▶ [Assignment]: Select, from the data, each line where "Default" occurs.

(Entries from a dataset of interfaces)
■ ■ ■ ■ ■ ■ ■

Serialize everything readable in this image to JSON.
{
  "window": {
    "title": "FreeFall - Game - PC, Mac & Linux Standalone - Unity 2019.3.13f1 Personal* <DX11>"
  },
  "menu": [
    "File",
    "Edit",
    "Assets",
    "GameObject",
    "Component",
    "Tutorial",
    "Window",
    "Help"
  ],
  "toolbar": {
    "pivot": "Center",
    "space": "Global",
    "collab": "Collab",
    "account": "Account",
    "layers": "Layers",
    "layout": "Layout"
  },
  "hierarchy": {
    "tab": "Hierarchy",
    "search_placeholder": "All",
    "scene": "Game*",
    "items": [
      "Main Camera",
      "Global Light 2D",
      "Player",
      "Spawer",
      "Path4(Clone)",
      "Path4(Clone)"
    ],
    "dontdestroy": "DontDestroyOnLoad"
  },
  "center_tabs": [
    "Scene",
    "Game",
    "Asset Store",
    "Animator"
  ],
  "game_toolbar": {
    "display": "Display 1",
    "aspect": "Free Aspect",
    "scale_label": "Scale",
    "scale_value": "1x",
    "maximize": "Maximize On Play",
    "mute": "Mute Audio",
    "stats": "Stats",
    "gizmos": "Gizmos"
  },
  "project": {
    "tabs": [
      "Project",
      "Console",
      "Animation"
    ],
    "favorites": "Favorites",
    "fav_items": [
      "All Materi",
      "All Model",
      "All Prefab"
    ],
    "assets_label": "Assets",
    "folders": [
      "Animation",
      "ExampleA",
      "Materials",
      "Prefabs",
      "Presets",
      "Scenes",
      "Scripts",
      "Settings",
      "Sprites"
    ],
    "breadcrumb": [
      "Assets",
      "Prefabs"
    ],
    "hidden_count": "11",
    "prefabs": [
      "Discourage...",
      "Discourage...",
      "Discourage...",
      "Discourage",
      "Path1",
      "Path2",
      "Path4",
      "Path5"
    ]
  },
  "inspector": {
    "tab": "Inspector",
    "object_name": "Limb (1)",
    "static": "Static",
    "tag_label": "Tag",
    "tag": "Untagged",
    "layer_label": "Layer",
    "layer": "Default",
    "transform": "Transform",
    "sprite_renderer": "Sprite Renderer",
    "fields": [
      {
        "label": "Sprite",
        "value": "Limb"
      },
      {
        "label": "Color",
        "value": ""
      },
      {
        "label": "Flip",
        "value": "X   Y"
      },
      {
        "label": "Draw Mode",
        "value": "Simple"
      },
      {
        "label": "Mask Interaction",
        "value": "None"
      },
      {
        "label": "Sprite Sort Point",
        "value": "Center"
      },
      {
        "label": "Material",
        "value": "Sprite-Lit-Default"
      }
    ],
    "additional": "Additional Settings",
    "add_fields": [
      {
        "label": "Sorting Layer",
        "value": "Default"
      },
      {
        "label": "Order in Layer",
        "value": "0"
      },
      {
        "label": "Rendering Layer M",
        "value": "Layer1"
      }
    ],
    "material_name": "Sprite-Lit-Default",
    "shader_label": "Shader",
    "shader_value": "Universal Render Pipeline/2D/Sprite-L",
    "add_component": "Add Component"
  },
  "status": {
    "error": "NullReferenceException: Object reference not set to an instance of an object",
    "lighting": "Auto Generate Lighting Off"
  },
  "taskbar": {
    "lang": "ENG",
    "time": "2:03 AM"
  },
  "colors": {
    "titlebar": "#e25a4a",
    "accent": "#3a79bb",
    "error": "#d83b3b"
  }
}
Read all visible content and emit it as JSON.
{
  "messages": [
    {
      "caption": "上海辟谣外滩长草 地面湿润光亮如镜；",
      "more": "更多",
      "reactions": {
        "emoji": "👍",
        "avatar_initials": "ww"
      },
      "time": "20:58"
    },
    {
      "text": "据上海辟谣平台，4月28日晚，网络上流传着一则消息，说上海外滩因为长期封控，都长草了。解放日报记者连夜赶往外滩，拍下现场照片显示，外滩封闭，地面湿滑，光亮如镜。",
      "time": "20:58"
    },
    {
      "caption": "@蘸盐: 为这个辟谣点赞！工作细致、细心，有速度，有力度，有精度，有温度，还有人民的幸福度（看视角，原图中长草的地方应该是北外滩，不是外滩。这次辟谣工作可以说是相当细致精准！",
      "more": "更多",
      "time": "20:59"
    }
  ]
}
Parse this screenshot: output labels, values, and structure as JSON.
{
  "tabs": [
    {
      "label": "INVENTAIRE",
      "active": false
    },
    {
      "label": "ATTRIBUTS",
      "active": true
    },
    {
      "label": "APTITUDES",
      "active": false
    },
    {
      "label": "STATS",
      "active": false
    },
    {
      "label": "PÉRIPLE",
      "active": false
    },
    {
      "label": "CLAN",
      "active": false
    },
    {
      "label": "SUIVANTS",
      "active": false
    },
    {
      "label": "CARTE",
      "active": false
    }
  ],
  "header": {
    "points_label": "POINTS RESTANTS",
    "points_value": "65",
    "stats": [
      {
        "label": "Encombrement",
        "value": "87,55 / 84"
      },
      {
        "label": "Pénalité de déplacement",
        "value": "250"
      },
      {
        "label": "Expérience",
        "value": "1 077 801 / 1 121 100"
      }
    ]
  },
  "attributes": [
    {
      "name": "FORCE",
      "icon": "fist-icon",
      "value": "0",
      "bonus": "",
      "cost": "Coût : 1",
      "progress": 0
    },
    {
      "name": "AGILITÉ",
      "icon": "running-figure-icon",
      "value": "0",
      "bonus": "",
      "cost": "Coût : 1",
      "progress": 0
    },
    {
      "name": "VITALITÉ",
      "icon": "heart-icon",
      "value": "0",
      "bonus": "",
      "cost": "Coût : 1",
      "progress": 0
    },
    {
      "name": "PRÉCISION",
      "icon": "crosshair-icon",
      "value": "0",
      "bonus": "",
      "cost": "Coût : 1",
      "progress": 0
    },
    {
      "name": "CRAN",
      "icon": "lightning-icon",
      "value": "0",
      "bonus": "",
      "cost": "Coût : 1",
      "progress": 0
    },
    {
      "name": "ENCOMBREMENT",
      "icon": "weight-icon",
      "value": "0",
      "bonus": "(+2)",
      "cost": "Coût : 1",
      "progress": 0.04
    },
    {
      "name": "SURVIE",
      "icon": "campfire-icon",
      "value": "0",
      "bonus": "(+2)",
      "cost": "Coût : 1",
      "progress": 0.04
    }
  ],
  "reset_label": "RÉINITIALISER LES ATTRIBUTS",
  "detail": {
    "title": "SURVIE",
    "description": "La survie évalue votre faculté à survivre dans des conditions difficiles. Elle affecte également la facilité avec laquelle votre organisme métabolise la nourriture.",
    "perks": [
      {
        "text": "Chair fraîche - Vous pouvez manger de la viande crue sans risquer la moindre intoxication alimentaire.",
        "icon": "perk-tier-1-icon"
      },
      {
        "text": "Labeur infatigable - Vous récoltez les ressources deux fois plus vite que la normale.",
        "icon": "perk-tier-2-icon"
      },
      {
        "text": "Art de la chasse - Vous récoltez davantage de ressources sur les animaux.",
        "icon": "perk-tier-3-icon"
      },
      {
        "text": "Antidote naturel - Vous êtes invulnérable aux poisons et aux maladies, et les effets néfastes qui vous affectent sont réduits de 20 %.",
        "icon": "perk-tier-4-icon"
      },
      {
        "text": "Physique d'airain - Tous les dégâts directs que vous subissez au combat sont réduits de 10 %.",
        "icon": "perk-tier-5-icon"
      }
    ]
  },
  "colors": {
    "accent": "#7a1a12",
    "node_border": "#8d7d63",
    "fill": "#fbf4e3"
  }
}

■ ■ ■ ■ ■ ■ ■

▶ [Finished task]:
    "layer": "Default",
        "value": "Sprite-Lit-Default"
        "value": "Default"
    "material_name": "Sprite-Lit-Default",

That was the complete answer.